→ Available data
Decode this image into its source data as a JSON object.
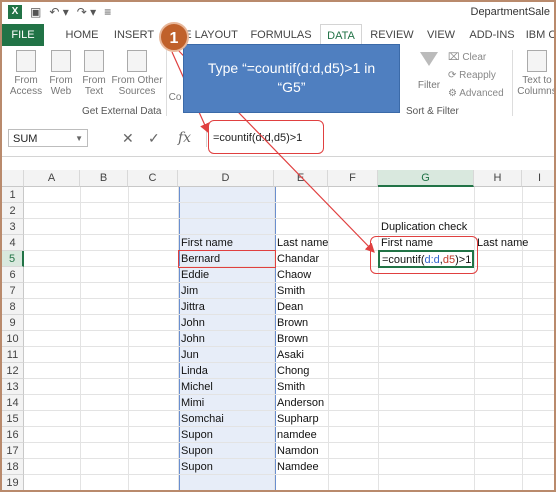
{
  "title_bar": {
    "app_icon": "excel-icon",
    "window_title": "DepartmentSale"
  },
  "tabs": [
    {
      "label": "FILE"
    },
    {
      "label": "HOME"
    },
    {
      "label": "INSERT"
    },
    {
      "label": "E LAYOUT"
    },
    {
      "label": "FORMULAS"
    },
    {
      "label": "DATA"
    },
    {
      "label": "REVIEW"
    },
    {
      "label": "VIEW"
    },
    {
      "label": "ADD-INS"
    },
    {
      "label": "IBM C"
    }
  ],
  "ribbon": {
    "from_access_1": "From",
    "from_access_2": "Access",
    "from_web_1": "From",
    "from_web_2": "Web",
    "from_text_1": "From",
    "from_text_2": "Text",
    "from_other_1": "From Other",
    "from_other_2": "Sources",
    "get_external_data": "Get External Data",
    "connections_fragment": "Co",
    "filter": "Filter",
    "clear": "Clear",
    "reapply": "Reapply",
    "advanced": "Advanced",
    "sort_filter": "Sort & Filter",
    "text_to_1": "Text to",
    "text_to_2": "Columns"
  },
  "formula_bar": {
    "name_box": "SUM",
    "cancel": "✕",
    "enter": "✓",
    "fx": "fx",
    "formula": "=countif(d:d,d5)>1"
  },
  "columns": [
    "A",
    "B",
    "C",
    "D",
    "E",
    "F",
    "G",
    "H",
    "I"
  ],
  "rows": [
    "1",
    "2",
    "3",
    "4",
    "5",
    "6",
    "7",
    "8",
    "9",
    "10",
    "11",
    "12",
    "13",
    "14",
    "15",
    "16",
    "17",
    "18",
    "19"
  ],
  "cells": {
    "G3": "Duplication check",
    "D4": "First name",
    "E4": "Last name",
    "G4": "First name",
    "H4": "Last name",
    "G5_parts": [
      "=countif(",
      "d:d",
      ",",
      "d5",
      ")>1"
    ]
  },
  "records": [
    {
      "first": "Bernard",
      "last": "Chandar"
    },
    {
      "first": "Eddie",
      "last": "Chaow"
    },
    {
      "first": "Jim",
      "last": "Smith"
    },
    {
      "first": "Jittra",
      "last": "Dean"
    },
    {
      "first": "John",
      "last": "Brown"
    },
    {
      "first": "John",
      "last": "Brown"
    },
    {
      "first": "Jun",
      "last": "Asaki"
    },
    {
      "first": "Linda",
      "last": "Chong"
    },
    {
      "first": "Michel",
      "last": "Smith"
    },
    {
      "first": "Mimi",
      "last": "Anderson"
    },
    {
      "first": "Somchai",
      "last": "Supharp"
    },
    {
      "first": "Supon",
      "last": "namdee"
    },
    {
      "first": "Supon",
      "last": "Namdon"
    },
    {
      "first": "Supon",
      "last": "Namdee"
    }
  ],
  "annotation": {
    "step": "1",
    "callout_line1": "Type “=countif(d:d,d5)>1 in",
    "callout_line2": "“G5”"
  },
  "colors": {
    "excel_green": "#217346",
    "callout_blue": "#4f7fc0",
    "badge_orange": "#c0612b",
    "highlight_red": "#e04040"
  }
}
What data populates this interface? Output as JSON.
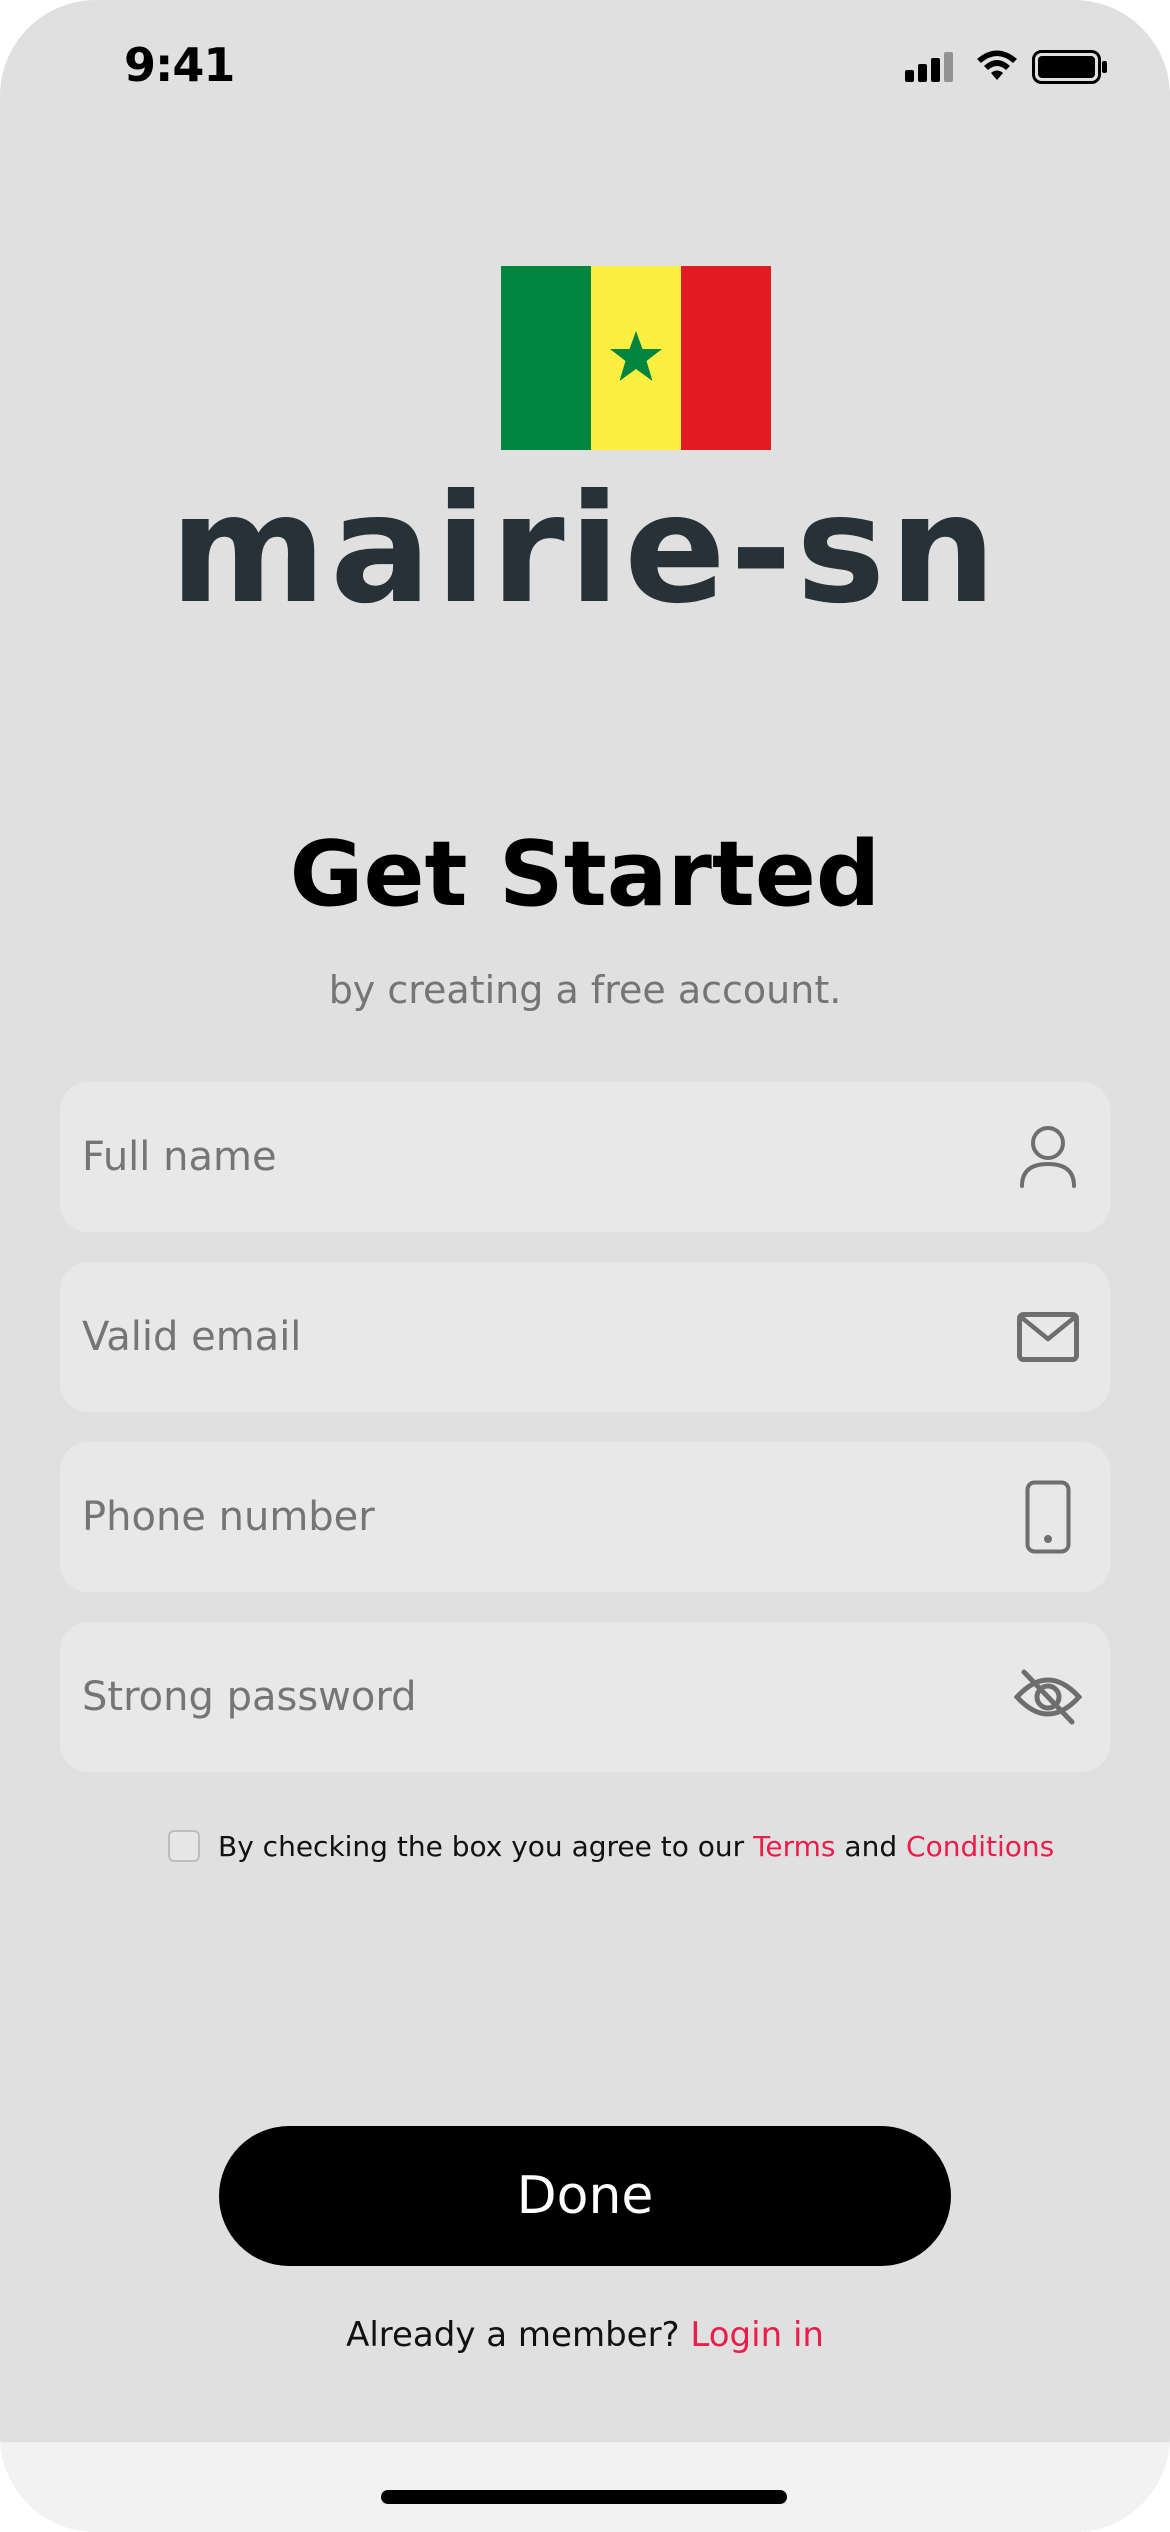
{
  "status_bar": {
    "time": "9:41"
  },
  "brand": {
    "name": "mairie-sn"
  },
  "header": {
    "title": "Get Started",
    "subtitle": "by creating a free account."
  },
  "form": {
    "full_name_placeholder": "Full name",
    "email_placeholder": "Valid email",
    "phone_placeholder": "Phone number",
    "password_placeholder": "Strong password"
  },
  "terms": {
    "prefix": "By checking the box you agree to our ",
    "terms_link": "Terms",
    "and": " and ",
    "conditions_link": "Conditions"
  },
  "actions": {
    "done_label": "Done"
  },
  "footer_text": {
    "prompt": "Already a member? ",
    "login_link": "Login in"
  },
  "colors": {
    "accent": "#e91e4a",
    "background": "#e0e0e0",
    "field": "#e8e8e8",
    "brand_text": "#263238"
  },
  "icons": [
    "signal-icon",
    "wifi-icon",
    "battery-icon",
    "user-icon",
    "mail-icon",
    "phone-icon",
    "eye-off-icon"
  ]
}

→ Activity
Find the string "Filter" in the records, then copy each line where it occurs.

→ Exercise solution
    "filter": "Filter",
    "sort_filter": "Sort & Filter",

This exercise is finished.